Between the ages of about eleven and thirteen, I metamorphosed from a sturdy little girl into what the Sears Catalog described as, “chunky.” Like “A dog’s lunch”, not a compliment. Boys in my same predicament were hailed as, ”husky,” which implied a certain hardiness on their part. The same thing cannot be said for “chunky.”
Overcome by social angst and propelled by my mother’s own deep anxiety about her weight, I went on a diet at age 14 and lost thirty pounds. I’ve spent the last fifty years struggling to keep those pounds off. It is a battle I have won thus far – more or less — but at the expense of great gobbets of my soul: one of those Pyrrhic victories that you win, all the while you are losing the war. The character of Glen in my brother Peter Hardy’s wonderful play Glen and Sally at the Palace remembers his own sister as being shackled to her scale:
Sally, you’re just like my sister. She used to go running around the house screaming “I lost a pound! I lost a pound!” Then a couple of days later she’d be moaning “I gained a pound, what am I going to do?” It never seemed to occur to her she was staying in the same place.
It’s sobering to be reduced to a caricature and have to concede that, yeah, that pretty much summed it up — for the entirety of my misspent youth and all too many of the years that followed. If staying thin was an art, I would deserve a Lifetime Achievement Award. Sadly, it is not.
Of course, all things are relative.
“Pretty feet,” when applied to dogs, is a glorious thing. Our beloved golden retriever Buddy used to tuck his muzzle between beautifully trimmed paws to achieve an effect that was nothing short of winsome. “Pretty feet!” I would cry out and the whole family would come running to snap photos and gush, “How adorable!” Also, judging by the enthusiasm with which my dogs greet their lunch, whether such a lunch is a good thing or a bad thing depends on your species. (Mind you, I suspect that all dogs like everybody’s lunch.)
Last night, as I was ransacking the bathroom for some kind of unscented lotion to put on a chapped bit of skin around my nose, my eyes snagged upon a bottle of the Pretty Feet lotion I rub into my craggy old heels every morning. The very thing! I thought, squirting a little onto my finger and rubbing it around my nose.

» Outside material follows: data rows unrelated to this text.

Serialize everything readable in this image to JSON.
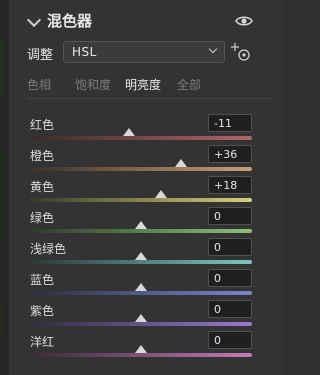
{
  "panel": {
    "title": "混色器",
    "adjust_label": "调整",
    "mode_value": "HSL",
    "tabs": [
      "色相",
      "饱和度",
      "明亮度",
      "全部"
    ],
    "active_tab": 2
  },
  "rows": [
    {
      "label": "红色",
      "value": "-11",
      "level": -11,
      "gradient": [
        "#3a2a2a",
        "#b3646a"
      ]
    },
    {
      "label": "橙色",
      "value": "+36",
      "level": 36,
      "gradient": [
        "#3b302a",
        "#c9a07a"
      ]
    },
    {
      "label": "黄色",
      "value": "+18",
      "level": 18,
      "gradient": [
        "#3a392a",
        "#d6d27a"
      ]
    },
    {
      "label": "绿色",
      "value": "0",
      "level": 0,
      "gradient": [
        "#2c3a2c",
        "#8fc07a"
      ]
    },
    {
      "label": "浅绿色",
      "value": "0",
      "level": 0,
      "gradient": [
        "#2a3938",
        "#7ac7bd"
      ]
    },
    {
      "label": "蓝色",
      "value": "0",
      "level": 0,
      "gradient": [
        "#2a2e3e",
        "#7a86d0"
      ]
    },
    {
      "label": "紫色",
      "value": "0",
      "level": 0,
      "gradient": [
        "#312b3e",
        "#9a7ad2"
      ]
    },
    {
      "label": "洋红",
      "value": "0",
      "level": 0,
      "gradient": [
        "#3a2a38",
        "#c57ab8"
      ]
    }
  ]
}
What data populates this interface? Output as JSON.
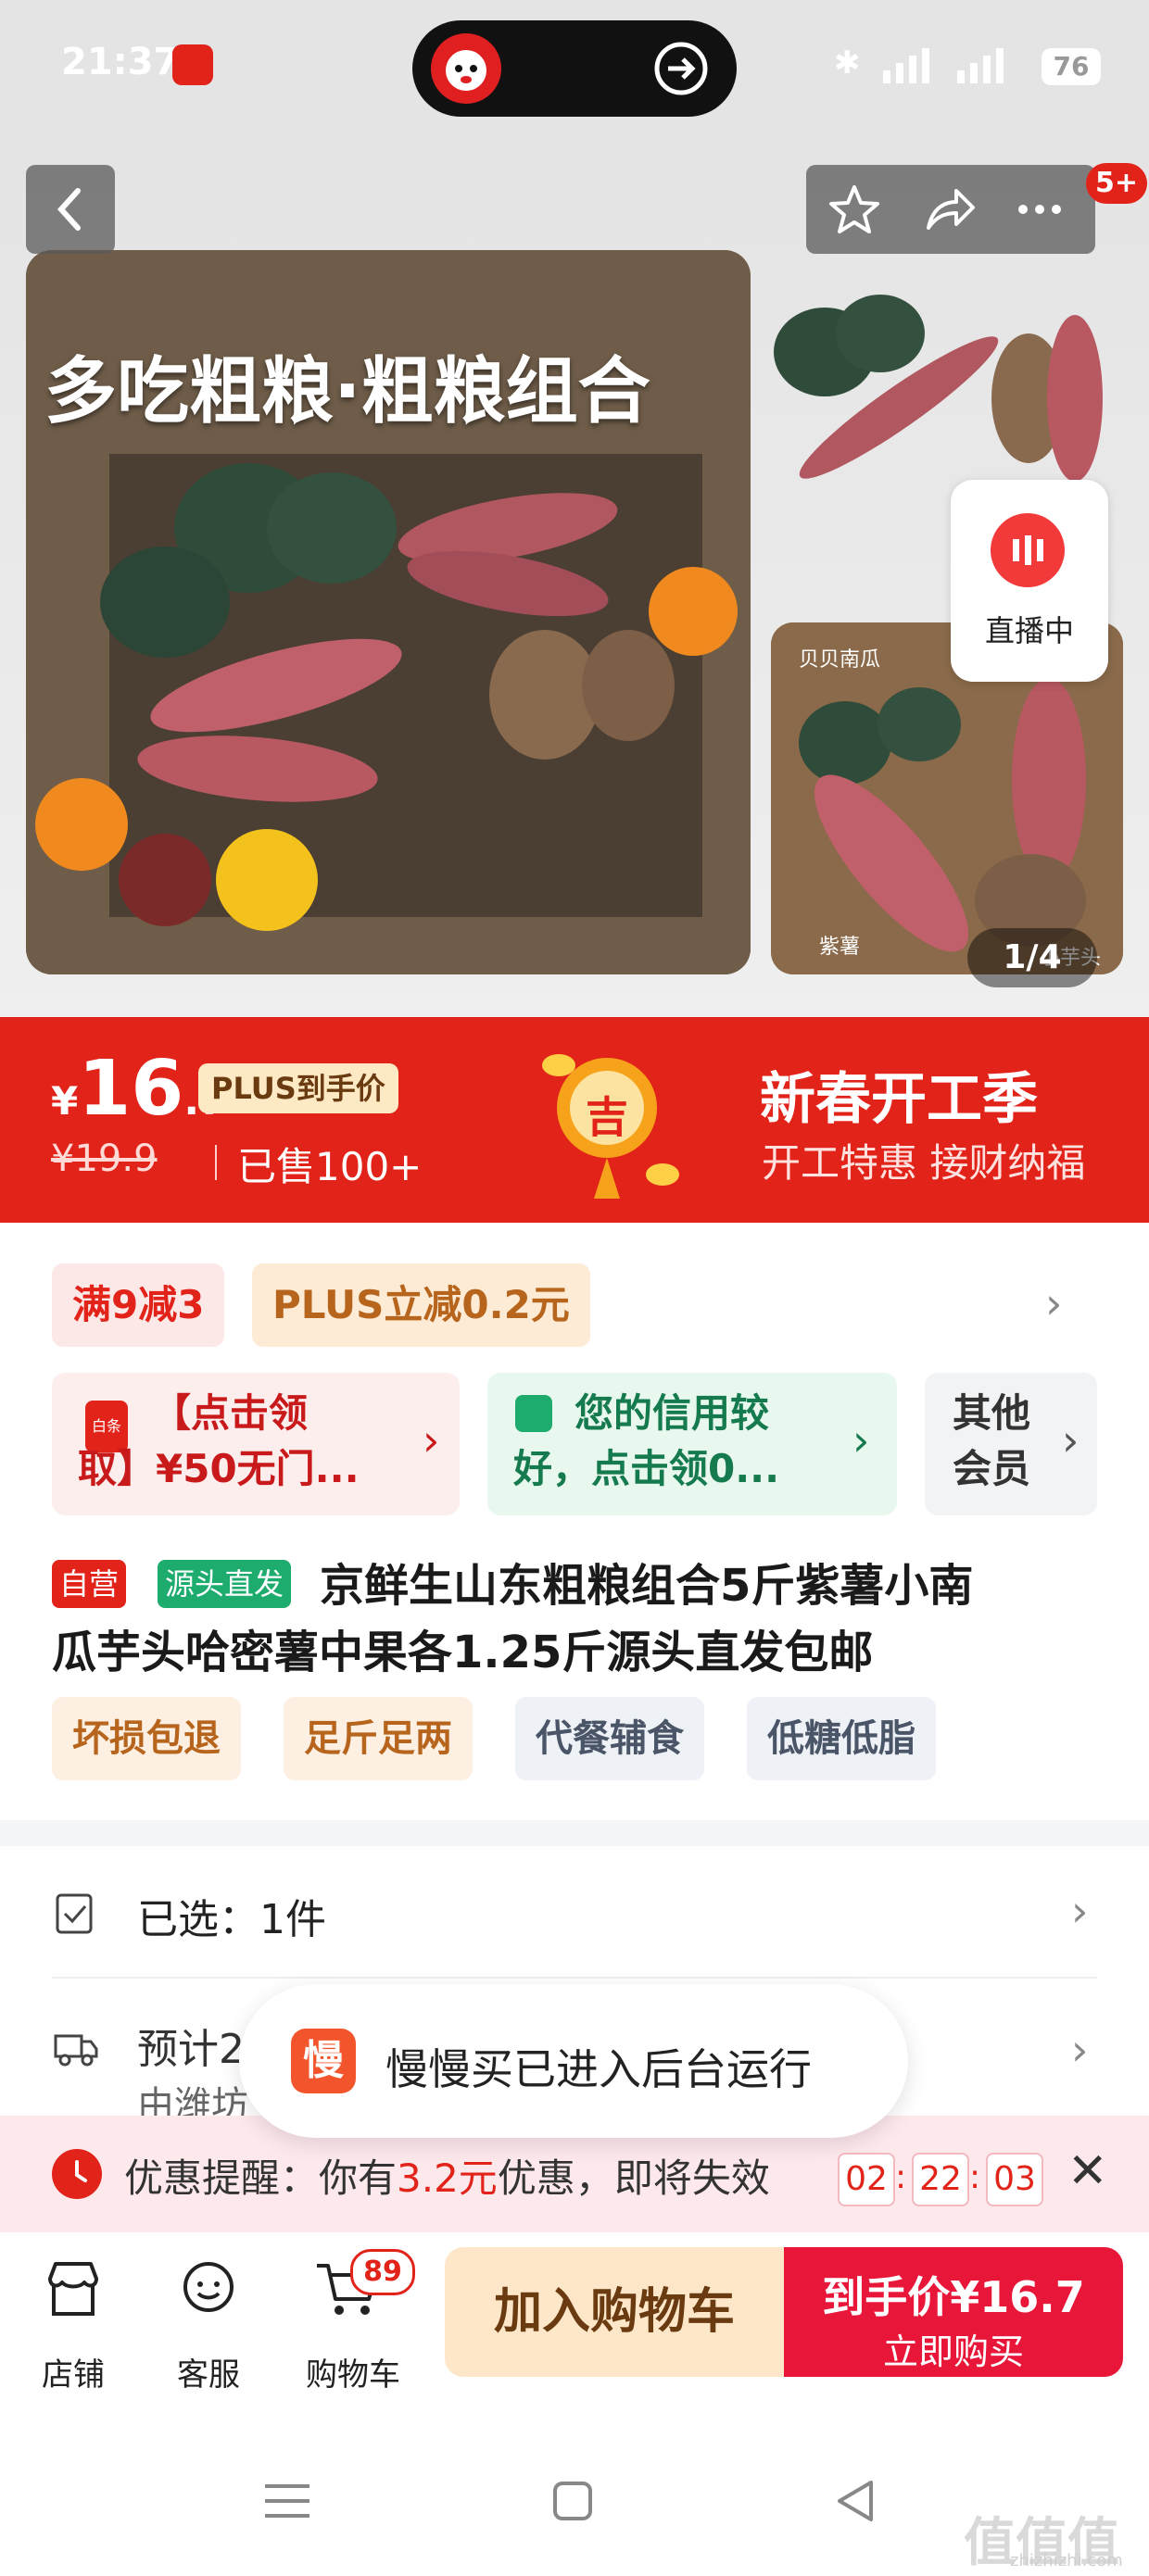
{
  "status_bar": {
    "time": "21:37",
    "signal": "5G",
    "battery": "76"
  },
  "gallery": {
    "main_image_text": "多吃粗粮·粗粮组合",
    "side_label_1": "贝贝南瓜",
    "side_label_2": "紫薯",
    "side_label_3": "小芋头",
    "counter": "1/4",
    "live_label": "直播中",
    "more_badge": "5+"
  },
  "price": {
    "currency": "¥",
    "integer": "16",
    "decimal": ".7",
    "plus_tag": "PLUS到手价",
    "original": "¥19.9",
    "sold": "已售100+",
    "lantern_char": "吉",
    "promo_title": "新春开工季",
    "promo_sub": "开工特惠 接财纳福"
  },
  "promos": {
    "chip1": "满9减3",
    "chip2": "PLUS立减0.2元",
    "coupon1_line1": "【点击领",
    "coupon1_line2": "取】¥50无门...",
    "coupon1_icon": "白条",
    "coupon2_line1": "您的信用较",
    "coupon2_line2": "好，点击领0...",
    "coupon3_line1": "其他",
    "coupon3_line2": "会员"
  },
  "product": {
    "tag_self": "自营",
    "tag_source": "源头直发",
    "title_line1": "京鲜生山东粗粮组合5斤紫薯小南",
    "title_line2": "瓜芋头哈密薯中果各1.25斤源头直发包邮",
    "features": [
      "坏损包退",
      "足斤足两",
      "代餐辅食",
      "低糖低脂"
    ]
  },
  "rows": {
    "selected": "已选：1件",
    "estimate": "预计2",
    "estimate_sub": "由潍坊"
  },
  "toast": {
    "icon_char": "慢",
    "text": "慢慢买已进入后台运行"
  },
  "reminder": {
    "prefix": "优惠提醒：你有",
    "amount": "3.2元",
    "suffix": "优惠，即将失效",
    "hh": "02",
    "mm": "22",
    "ss": "03"
  },
  "bottom_bar": {
    "shop": "店铺",
    "service": "客服",
    "cart": "购物车",
    "cart_count": "89",
    "add_to_cart": "加入购物车",
    "buy_price_label": "到手价¥16.7",
    "buy_now": "立即购买"
  },
  "watermark": {
    "main": "值值值",
    "sub": "zhizhizhi.com"
  },
  "colors": {
    "brand_red": "#e2231a",
    "buy_red": "#e8173a",
    "add_cart_bg": "#fde7c8"
  }
}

Then I realized what I had done: I had used Pretty Feet on my face.
Clearly the jig is up.